Dataset rows for apps and sites:
--- START ---
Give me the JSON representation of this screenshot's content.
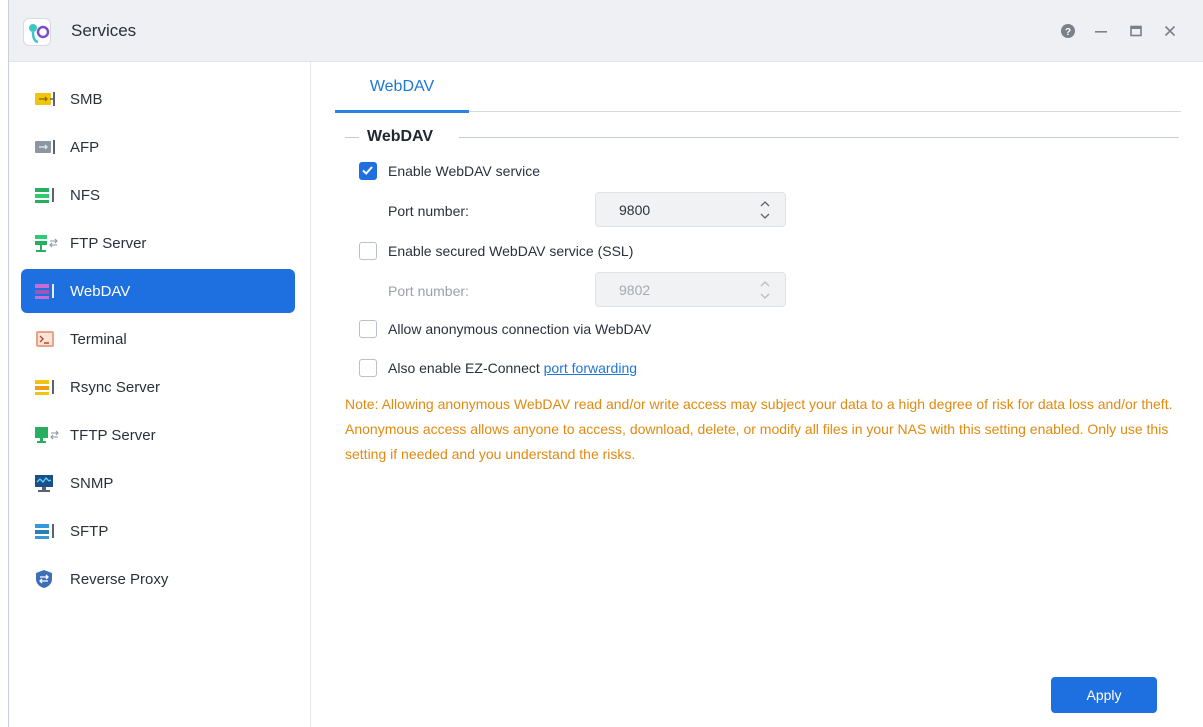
{
  "window": {
    "title": "Services"
  },
  "sidebar": {
    "items": [
      {
        "label": "SMB",
        "icon": "smb-icon",
        "active": false
      },
      {
        "label": "AFP",
        "icon": "afp-icon",
        "active": false
      },
      {
        "label": "NFS",
        "icon": "nfs-icon",
        "active": false
      },
      {
        "label": "FTP Server",
        "icon": "ftp-server-icon",
        "active": false
      },
      {
        "label": "WebDAV",
        "icon": "webdav-icon",
        "active": true
      },
      {
        "label": "Terminal",
        "icon": "terminal-icon",
        "active": false
      },
      {
        "label": "Rsync Server",
        "icon": "rsync-server-icon",
        "active": false
      },
      {
        "label": "TFTP Server",
        "icon": "tftp-server-icon",
        "active": false
      },
      {
        "label": "SNMP",
        "icon": "snmp-icon",
        "active": false
      },
      {
        "label": "SFTP",
        "icon": "sftp-icon",
        "active": false
      },
      {
        "label": "Reverse Proxy",
        "icon": "reverse-proxy-icon",
        "active": false
      }
    ]
  },
  "main": {
    "tabs": [
      {
        "label": "WebDAV",
        "active": true
      }
    ],
    "section_title": "WebDAV",
    "enable_webdav": {
      "label": "Enable WebDAV service",
      "checked": true
    },
    "port": {
      "label": "Port number:",
      "value": "9800"
    },
    "enable_ssl": {
      "label": "Enable secured WebDAV service (SSL)",
      "checked": false
    },
    "ssl_port": {
      "label": "Port number:",
      "value": "9802",
      "disabled": true
    },
    "anonymous": {
      "label": "Allow anonymous connection via WebDAV",
      "checked": false
    },
    "ez_connect": {
      "label": "Also enable EZ-Connect ",
      "link": "port forwarding",
      "checked": false
    },
    "note": "Note: Allowing anonymous WebDAV read and/or write access may subject your data to a high degree of risk for data loss and/or theft. Anonymous access allows anyone to access, download, delete, or modify all files in your NAS with this setting enabled. Only use this setting if needed and you understand the risks.",
    "apply_label": "Apply"
  },
  "colors": {
    "accent": "#1e6fe0",
    "note": "#e08a11",
    "link": "#1e77d6"
  }
}
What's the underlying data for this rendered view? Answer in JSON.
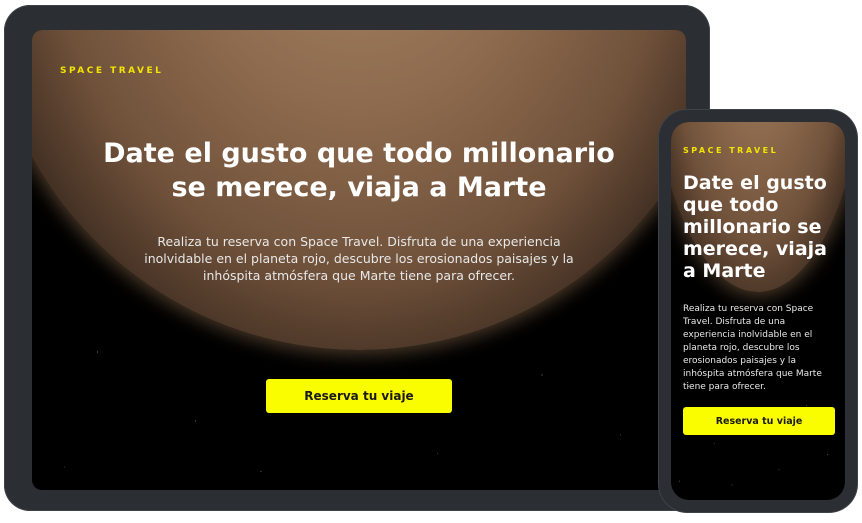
{
  "brand": "SPACE TRAVEL",
  "hero": {
    "tablet_headline": "Date el gusto que todo millonario se merece, viaja a Marte",
    "phone_headline": "Date el gusto que todo millonario se merece, viaja a Marte",
    "description": "Realiza tu reserva con Space Travel. Disfruta de una experiencia inolvidable en el planeta rojo, descubre los erosionados paisajes y la inhóspita atmósfera que Marte tiene para ofrecer.",
    "cta_label": "Reserva tu viaje"
  },
  "colors": {
    "accent": "#f3e600",
    "button": "#fafc00",
    "device_frame": "#2b2f33",
    "background": "#000000"
  }
}
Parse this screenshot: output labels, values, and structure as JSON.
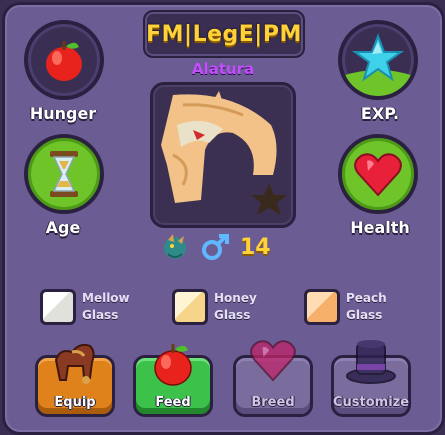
{
  "title": "FM|LegE|PM",
  "pet_name": "Alatura",
  "stats": {
    "hunger": {
      "label": "Hunger",
      "icon": "apple-icon"
    },
    "exp": {
      "label": "EXP.",
      "icon": "star-icon"
    },
    "age": {
      "label": "Age",
      "icon": "hourglass-icon"
    },
    "health": {
      "label": "Health",
      "icon": "heart-icon"
    }
  },
  "pet_info": {
    "type_icon": "dragon-icon",
    "gender_icon": "male-icon",
    "age_value": "14"
  },
  "potions": [
    {
      "line1": "Mellow",
      "line2": "Glass",
      "color": "#eeeeea"
    },
    {
      "line1": "Honey",
      "line2": "Glass",
      "color": "#f8e2a8"
    },
    {
      "line1": "Peach",
      "line2": "Glass",
      "color": "#f7c089"
    }
  ],
  "actions": {
    "equip": {
      "label": "Equip",
      "icon": "saddle-icon"
    },
    "feed": {
      "label": "Feed",
      "icon": "apple-icon"
    },
    "breed": {
      "label": "Breed",
      "icon": "heart-icon"
    },
    "customize": {
      "label": "Customize",
      "icon": "top-hat-icon"
    }
  },
  "colors": {
    "panel": "#6b5c93",
    "title": "#ffd23a",
    "pet_name": "#c44dff",
    "equip": "#e0821b",
    "feed": "#3cc24a",
    "disabled": "#7a6d9e"
  }
}
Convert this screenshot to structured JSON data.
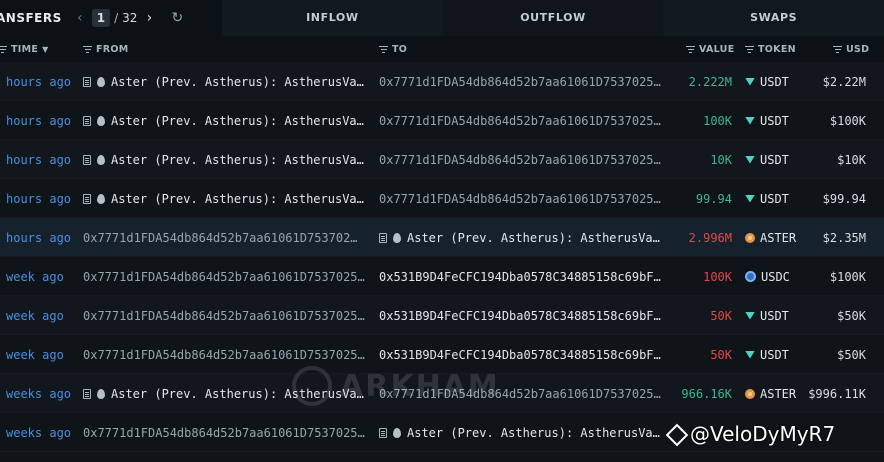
{
  "header": {
    "section_title": "ANSFERS",
    "page_current": "1",
    "page_separator": "/",
    "page_total": "32",
    "tabs": [
      {
        "label": "INFLOW"
      },
      {
        "label": "OUTFLOW"
      },
      {
        "label": "SWAPS"
      }
    ]
  },
  "columns": {
    "time": "TIME",
    "from": "FROM",
    "to": "TO",
    "value": "VALUE",
    "token": "TOKEN",
    "usd": "USD"
  },
  "rows": [
    {
      "time": "hours ago",
      "from": "Aster (Prev. Astherus): AstherusVa…",
      "to": "0x7771d1FDA54db864d52b7aa61061D7537025…",
      "value": "2.222M",
      "token": "USDT",
      "usd": "$2.22M"
    },
    {
      "time": "hours ago",
      "from": "Aster (Prev. Astherus): AstherusVa…",
      "to": "0x7771d1FDA54db864d52b7aa61061D7537025…",
      "value": "100K",
      "token": "USDT",
      "usd": "$100K"
    },
    {
      "time": "hours ago",
      "from": "Aster (Prev. Astherus): AstherusVa…",
      "to": "0x7771d1FDA54db864d52b7aa61061D7537025…",
      "value": "10K",
      "token": "USDT",
      "usd": "$10K"
    },
    {
      "time": "hours ago",
      "from": "Aster (Prev. Astherus): AstherusVa…",
      "to": "0x7771d1FDA54db864d52b7aa61061D7537025…",
      "value": "99.94",
      "token": "USDT",
      "usd": "$99.94"
    },
    {
      "time": "hours ago",
      "from": "0x7771d1FDA54db864d52b7aa61061D753702…",
      "to": "Aster (Prev. Astherus): AstherusVa…",
      "value": "2.996M",
      "token": "ASTER",
      "usd": "$2.35M"
    },
    {
      "time": "week ago",
      "from": "0x7771d1FDA54db864d52b7aa61061D7537025…",
      "to": "0x531B9D4FeCFC194Dba0578C34885158c69bF…",
      "value": "100K",
      "token": "USDC",
      "usd": "$100K"
    },
    {
      "time": "week ago",
      "from": "0x7771d1FDA54db864d52b7aa61061D7537025…",
      "to": "0x531B9D4FeCFC194Dba0578C34885158c69bF…",
      "value": "50K",
      "token": "USDT",
      "usd": "$50K"
    },
    {
      "time": "week ago",
      "from": "0x7771d1FDA54db864d52b7aa61061D7537025…",
      "to": "0x531B9D4FeCFC194Dba0578C34885158c69bF…",
      "value": "50K",
      "token": "USDT",
      "usd": "$50K"
    },
    {
      "time": "weeks ago",
      "from": "Aster (Prev. Astherus): AstherusVa…",
      "to": "0x7771d1FDA54db864d52b7aa61061D7537025…",
      "value": "966.16K",
      "token": "ASTER",
      "usd": "$996.11K"
    },
    {
      "time": "weeks ago",
      "from": "0x7771d1FDA54db864d52b7aa61061D7537025…",
      "to": "Aster (Prev. Astherus): AstherusVa…",
      "value": "",
      "token": "",
      "usd": ""
    }
  ],
  "overlays": {
    "watermark": "ARKHAM",
    "brand": "@VeloDyMyR7"
  },
  "colors": {
    "background": "#0f1419",
    "inflow_value": "#3fb68b",
    "outflow_value": "#e04848",
    "time_link": "#4a8fe0",
    "highlight_row": "#16212e"
  }
}
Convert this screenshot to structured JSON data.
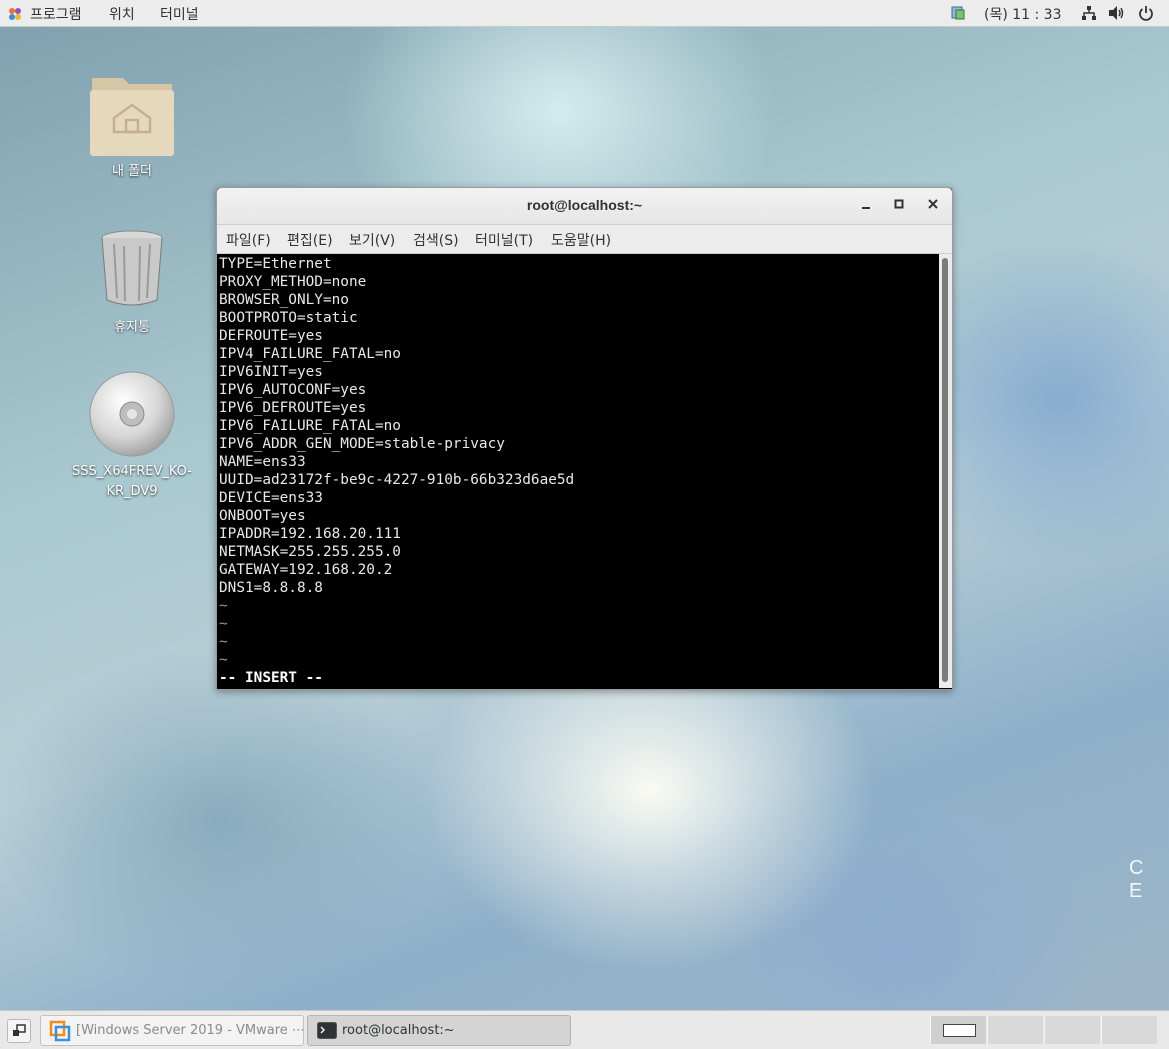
{
  "topbar": {
    "menus": [
      "프로그램",
      "위치",
      "터미널"
    ],
    "clock": "(목) 11 : 33",
    "icons": [
      "applications-icon",
      "update-icon",
      "network-icon",
      "volume-icon",
      "power-icon"
    ]
  },
  "desktop": {
    "icons": [
      {
        "label": "내 폴더",
        "icon": "home-folder-icon"
      },
      {
        "label": "휴지통",
        "icon": "trash-icon"
      },
      {
        "label_line1": "SSS_X64FREV_KO-",
        "label_line2": "KR_DV9",
        "icon": "dvd-icon"
      }
    ],
    "watermark": "C E"
  },
  "terminal": {
    "title": "root@localhost:~",
    "menus": [
      "파일(F)",
      "편집(E)",
      "보기(V)",
      "검색(S)",
      "터미널(T)",
      "도움말(H)"
    ],
    "lines": [
      "TYPE=Ethernet",
      "PROXY_METHOD=none",
      "BROWSER_ONLY=no",
      "BOOTPROTO=static",
      "DEFROUTE=yes",
      "IPV4_FAILURE_FATAL=no",
      "IPV6INIT=yes",
      "IPV6_AUTOCONF=yes",
      "IPV6_DEFROUTE=yes",
      "IPV6_FAILURE_FATAL=no",
      "IPV6_ADDR_GEN_MODE=stable-privacy",
      "NAME=ens33",
      "UUID=ad23172f-be9c-4227-910b-66b323d6ae5d",
      "DEVICE=ens33",
      "ONBOOT=yes",
      "IPADDR=192.168.20.111",
      "NETMASK=255.255.255.0",
      "GATEWAY=192.168.20.2",
      "DNS1=8.8.8.8"
    ],
    "tildes": [
      "~",
      "~",
      "~",
      "~"
    ],
    "mode_line": "-- INSERT --"
  },
  "taskbar": {
    "tasks": [
      {
        "label": "[Windows Server 2019 - VMware ⋯",
        "icon": "vmware-icon"
      },
      {
        "label": "root@localhost:~",
        "icon": "terminal-icon"
      }
    ]
  },
  "colors": {
    "terminal_bg": "#000000",
    "terminal_fg": "#e8e8e8",
    "panel_bg": "#ececec"
  }
}
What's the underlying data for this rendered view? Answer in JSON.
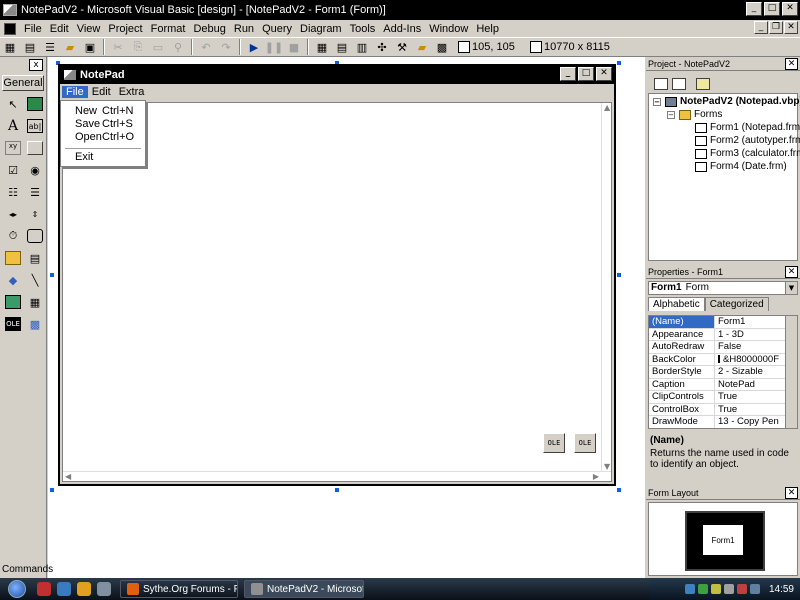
{
  "window": {
    "title": "NotePadV2 - Microsoft Visual Basic [design] - [NotePadV2 - Form1 (Form)]"
  },
  "menubar": [
    "File",
    "Edit",
    "View",
    "Project",
    "Format",
    "Debug",
    "Run",
    "Query",
    "Diagram",
    "Tools",
    "Add-Ins",
    "Window",
    "Help"
  ],
  "toolbar": {
    "position": "105, 105",
    "size": "10770 x 8115"
  },
  "toolbox": {
    "tab": "General",
    "close": "x"
  },
  "form": {
    "title": "NotePad",
    "menus": [
      "File",
      "Edit",
      "Extra"
    ],
    "file_menu": [
      {
        "label": "New",
        "shortcut": "Ctrl+N"
      },
      {
        "label": "Save",
        "shortcut": "Ctrl+S"
      },
      {
        "label": "Open",
        "shortcut": "Ctrl+O"
      },
      {
        "label": "Exit",
        "shortcut": ""
      }
    ],
    "control_icons": [
      "OLE",
      "OLE"
    ]
  },
  "project": {
    "title": "Project - NotePadV2",
    "root": "NotePadV2 (Notepad.vbp)",
    "folder": "Forms",
    "forms": [
      "Form1 (Notepad.frm)",
      "Form2 (autotyper.frm)",
      "Form3 (calculator.frm)",
      "Form4 (Date.frm)"
    ]
  },
  "properties": {
    "title": "Properties - Form1",
    "object_name": "Form1",
    "object_type": "Form",
    "tabs": [
      "Alphabetic",
      "Categorized"
    ],
    "rows": [
      {
        "name": "(Name)",
        "value": "Form1"
      },
      {
        "name": "Appearance",
        "value": "1 - 3D"
      },
      {
        "name": "AutoRedraw",
        "value": "False"
      },
      {
        "name": "BackColor",
        "value": "&H8000000F"
      },
      {
        "name": "BorderStyle",
        "value": "2 - Sizable"
      },
      {
        "name": "Caption",
        "value": "NotePad"
      },
      {
        "name": "ClipControls",
        "value": "True"
      },
      {
        "name": "ControlBox",
        "value": "True"
      },
      {
        "name": "DrawMode",
        "value": "13 - Copy Pen"
      }
    ],
    "desc_title": "(Name)",
    "desc_text": "Returns the name used in code to identify an object."
  },
  "form_layout": {
    "title": "Form Layout",
    "form_label": "Form1"
  },
  "commands": "Commands",
  "taskbar": {
    "tasks": [
      "Sythe.Org Forums - P...",
      "NotePadV2 - Microsoft..."
    ],
    "clock": "14:59"
  }
}
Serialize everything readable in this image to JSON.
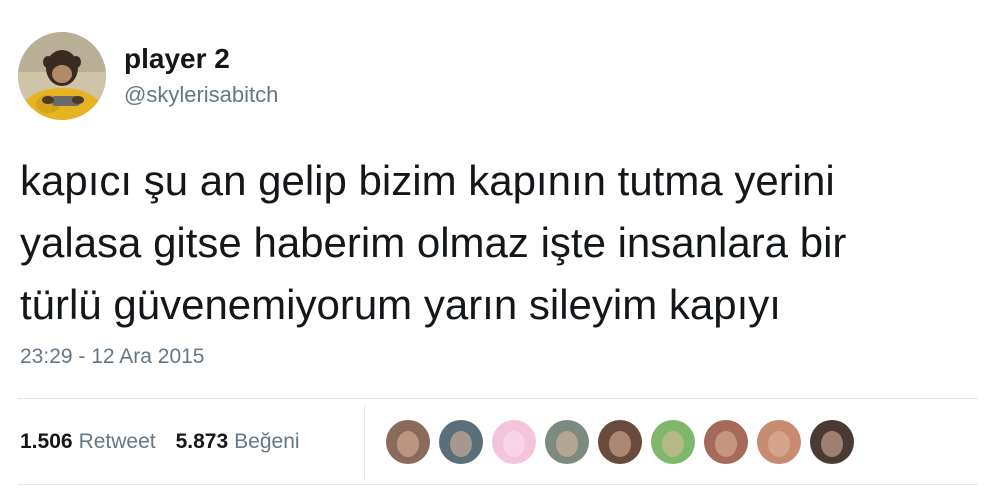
{
  "user": {
    "display_name": "player 2",
    "handle": "@skylerisabitch",
    "avatar_icon": "monkey-avatar"
  },
  "tweet": {
    "lines": [
      "kapıcı şu an gelip bizim kapının tutma yerini",
      "yalasa gitse haberim olmaz işte insanlara bir",
      "türlü güvenemiyorum yarın sileyim kapıyı"
    ],
    "timestamp": "23:29 - 12 Ara 2015"
  },
  "stats": {
    "retweet_count": "1.506",
    "retweet_label": "Retweet",
    "like_count": "5.873",
    "like_label": "Beğeni"
  },
  "likers": [
    {
      "name": "liker-avatar-1",
      "color": "#8a6a5c"
    },
    {
      "name": "liker-avatar-2",
      "color": "#5a6f7a"
    },
    {
      "name": "liker-avatar-3",
      "color": "#f4c4dc"
    },
    {
      "name": "liker-avatar-4",
      "color": "#7d8a80"
    },
    {
      "name": "liker-avatar-5",
      "color": "#6b4a3e"
    },
    {
      "name": "liker-avatar-6",
      "color": "#7fb86a"
    },
    {
      "name": "liker-avatar-7",
      "color": "#a56a5a"
    },
    {
      "name": "liker-avatar-8",
      "color": "#c88a70"
    },
    {
      "name": "liker-avatar-9",
      "color": "#4a3a34"
    }
  ],
  "colors": {
    "text": "#14171a",
    "secondary": "#657786",
    "divider": "#e1e8ed"
  }
}
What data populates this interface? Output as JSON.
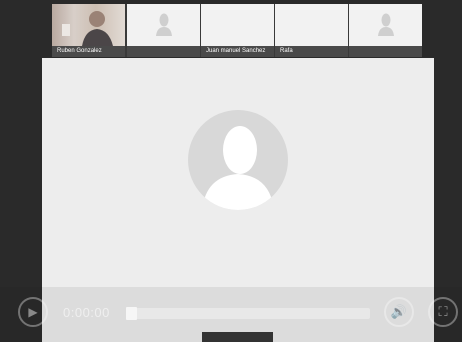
{
  "participants": [
    {
      "name": "Ruben Gonzalez",
      "has_video": true
    },
    {
      "name": "",
      "has_video": false
    },
    {
      "name": "Juan manuel Sanchez",
      "has_video": false
    },
    {
      "name": "Rafa",
      "has_video": false
    },
    {
      "name": "",
      "has_video": false
    }
  ],
  "player": {
    "time": "0:00:00",
    "progress": 0
  },
  "icons": {
    "play": "play-icon",
    "volume": "volume-icon",
    "fullscreen": "fullscreen-icon",
    "avatar": "person-silhouette-icon"
  },
  "colors": {
    "background": "#2a2a2a",
    "stage": "#ededed",
    "name_bar": "#4a4a4a"
  }
}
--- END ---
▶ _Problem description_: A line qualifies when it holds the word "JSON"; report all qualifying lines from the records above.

▶ _Finished exercise_:
Give me the JSON representation of this screenshot's content.
What's the underlying data for this rendered view? Answer in JSON.
Parse this screenshot: output labels, values, and structure as JSON.
Convert this screenshot to structured JSON data.
Convert this screenshot to structured JSON data.
What's the underlying data for this rendered view? Answer in JSON.
Serialize everything readable in this image to JSON.
What data populates this interface? Output as JSON.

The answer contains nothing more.